They took an X-ray. They found a shadow.

What did that even mean? To my 13 year old brain, shadows were the stuff nightmares were made of, but he reassured me with stories of x-ray errors. It was probably just something in his pocket. It’d all be okay.

It wasn’t.

Non Hodgkin’s Lymphoma. The words may as well have been Latin for me, and I can only imagine what went through Bill’s head. The choices were radiotherapy, which was a hard no, a school mate with Hodgkin’s Disease got leukaemia from radiotherapy and died from that. Option two was experimental. Chemotherapy. Jungle juice, he used to call it, owing to it’s lurid colour.

All through the ordeal he maintained his wit, sharpening it to a razors edge.
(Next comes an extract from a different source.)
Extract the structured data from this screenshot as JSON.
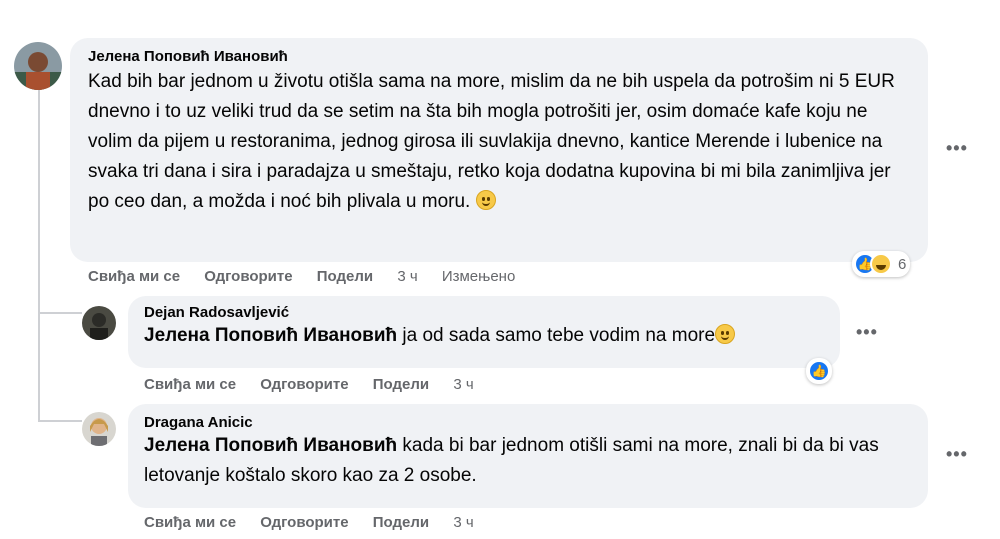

When a surgeon accidentally pierced Bill’s lungs 3 times during minor exploratory surgery, a semi conscious Bill said, “Why don’t you get someone really qualified in here, like the janitor.”

For two years he endured being the guinea pig for the cancer researchers and he did go into remission for a while, but at a terrible cost to his health.  Come 1980, he had a relapse and when they suggested radiation again he told them to take their isotopes and the chemo and shove it as far as they could into their orifice of choice, (or words to that effect.) The specialist gave him 2 weeks to live. The prognosis was dire.
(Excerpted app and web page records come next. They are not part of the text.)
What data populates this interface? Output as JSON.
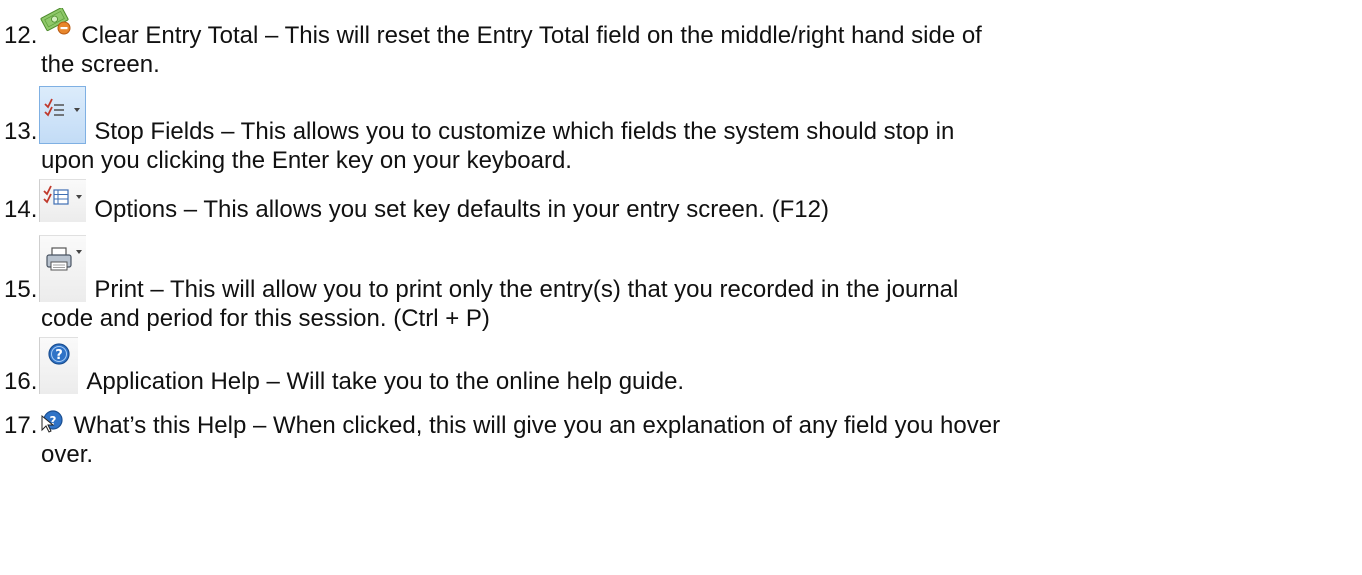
{
  "items": [
    {
      "number": "12.",
      "icon": "clear-total-money-icon",
      "line1": "Clear Entry Total – This will reset the Entry Total field on the middle/right hand side of",
      "line2": "the screen."
    },
    {
      "number": "13.",
      "icon": "stop-fields-icon",
      "line1": "Stop Fields – This allows you to customize which fields the system should stop in",
      "line2": "upon you clicking the Enter key on your keyboard."
    },
    {
      "number": "14.",
      "icon": "options-icon",
      "line1": "Options – This allows you set key defaults in your entry screen. (F12)"
    },
    {
      "number": "15.",
      "icon": "print-icon",
      "line1": "Print – This will allow you to print only the entry(s) that you recorded in the journal",
      "line2": "code and period for this session. (Ctrl + P)"
    },
    {
      "number": "16.",
      "icon": "help-icon",
      "line1": "Application Help – Will take you to the online help guide."
    },
    {
      "number": "17.",
      "icon": "whats-this-help-icon",
      "line1": "What’s this Help – When clicked, this will give you an explanation of any field you hover",
      "line2": "over."
    }
  ]
}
The prognosis was wrong.

During the hell of chemo, he married his fiancee, changed his diet and continued his degree, this time in Sydney. In that time he built a computer from scratch, wrote a lunar lander game for me and developed really interesting AI software working with a linguist for voice recognition.

Even through the shit storm that hit his life, he kept going and kept laughing. Even when smoke would rise from his fingertips as he soldered a circuit, the chemo having killed the nerves in his fingers, he’d joke about it.
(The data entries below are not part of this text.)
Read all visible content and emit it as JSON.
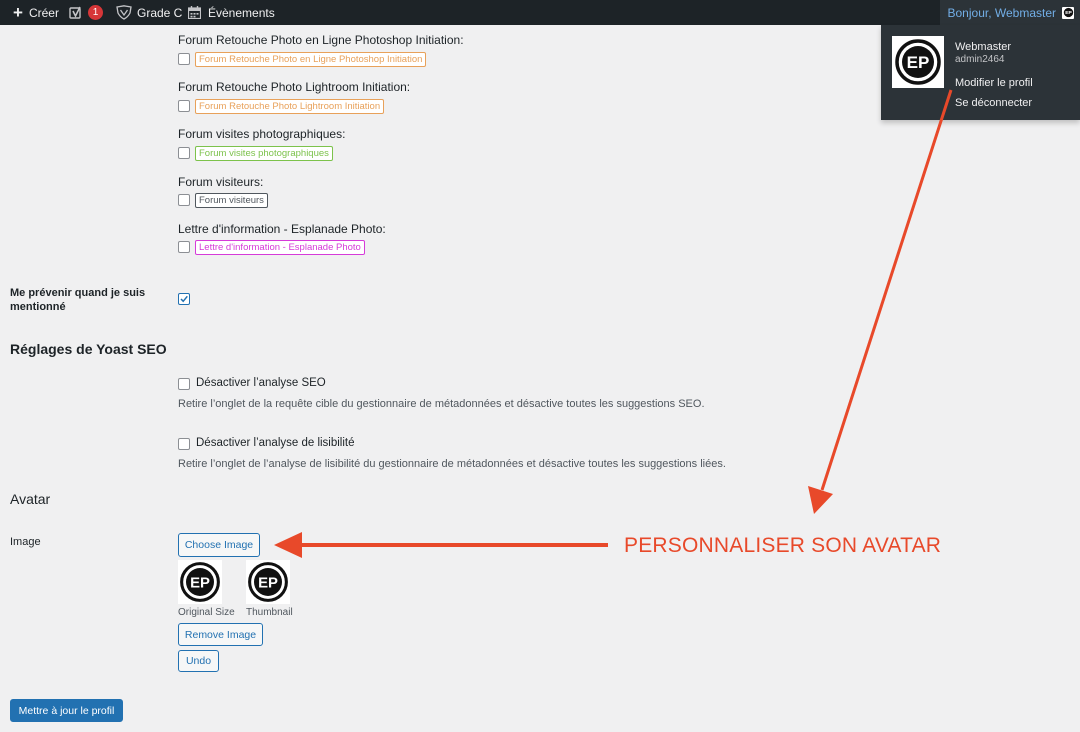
{
  "admin_bar": {
    "create_label": "Créer",
    "notif_count": "1",
    "grade_label": "Grade C",
    "events_label": "Évènements",
    "greeting": "Bonjour, Webmaster"
  },
  "user_menu": {
    "name": "Webmaster",
    "login": "admin2464",
    "edit_profile": "Modifier le profil",
    "logout": "Se déconnecter"
  },
  "forums": [
    {
      "title": "Forum Retouche Photo en Ligne Photoshop Initiation:",
      "tag": "Forum Retouche Photo en Ligne Photoshop Initiation",
      "color": "#e8a15a"
    },
    {
      "title": "Forum Retouche Photo Lightroom Initiation:",
      "tag": "Forum Retouche Photo Lightroom Initiation",
      "color": "#e8a15a"
    },
    {
      "title": "Forum visites photographiques:",
      "tag": "Forum visites photographiques",
      "color": "#7cc24b"
    },
    {
      "title": "Forum visiteurs:",
      "tag": "Forum visiteurs",
      "color": "#50575e"
    },
    {
      "title": "Lettre d'information - Esplanade Photo:",
      "tag": "Lettre d'information - Esplanade Photo",
      "color": "#d63bd9"
    }
  ],
  "mention": {
    "label": "Me prévenir quand je suis mentionné",
    "checked": true
  },
  "yoast": {
    "heading": "Réglages de Yoast SEO",
    "seo_label": "Désactiver l’analyse SEO",
    "seo_desc": "Retire l’onglet de la requête cible du gestionnaire de métadonnées et désactive toutes les suggestions SEO.",
    "read_label": "Désactiver l’analyse de lisibilité",
    "read_desc": "Retire l’onglet de l’analyse de lisibilité du gestionnaire de métadonnées et désactive toutes les suggestions liées."
  },
  "avatar": {
    "heading": "Avatar",
    "image_label": "Image",
    "choose": "Choose Image",
    "original": "Original Size",
    "thumbnail": "Thumbnail",
    "remove": "Remove Image",
    "undo": "Undo",
    "logo_text": "EP"
  },
  "submit": "Mettre à jour le profil",
  "annotation": {
    "text": "PERSONNALISER SON AVATAR",
    "color": "#e8492a"
  }
}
He also knew how to cut to the core. He spoke the truth when the truth needed to be said. After I left home, in 1983, I was not looking after myself, smoking, drinking, smoking, sleeping around, sex and drugs and rock and roll. One day he said to me, “I don’t get it. I’m fighting to stay alive and you’re trying to kill yourself.” Those words stick with me to this day.

I learnt so much from him, at least 40 percent of it bullshit, but he never misled me in malice. If there was one phrase he beat me over the head with, whenever I would ask some stupid question he would say, “Look it up.” I spent hours with my head buried in an encyclopaedia, learning to learn for myself. Still, his lies come back to bite me, as I state a factoid and my eldest shoots it down. Thanks Bill, apples don’t get picked early and then get dyed red,

By the late 80’s Bill’s health began to deteriorate again, not from the lymphoma, but from the damage the chemo had done to his lungs. By then, I was living my own life, deep in a religious sect and afraid for his mortal soul. He was dying, and I wanted to preach to him. It did not go over well. “I don’t let atheists preach to me either,” he said.

The last time I saw him, he was seated on the lounge with an oxygen mask, exchanging quips and political opinion with our step father K. To watch the two of them debate was a thing of beauty, both masters of words and able to take on an argument from any side. Sometimes, you would listen and realise that they had swapped sides, now arguing for the opposition. His mind was sharp to the end and whilst he allowed his GP to track the decline, he refused all attempts by the cancer specialist to get anywhere near him. He’d survived ten years without them, 9 years and 50 weeks longer than they gave him credit for.

In 6th January 1990, William Kenneth Kneipp died of respiratory failure. He went out on his terms and when he was ready. He left an indelible mark on my life and I like to think, the way computer code is copied and replicated, that out there, in a million voice recognition apps, is a little piece of his code. Like graffiti scrawled on the virtual world for as long as we have computers.

He haunts me in so many ways. I see him in my eldest, in my nephew, and in myself. His life ripples on through others and I take comfort in that.

Sometimes, I dream he is alive, from time to time. We talk, discuss things going on in my life, things in the world, stories.

It’s been 30 years.

I miss him.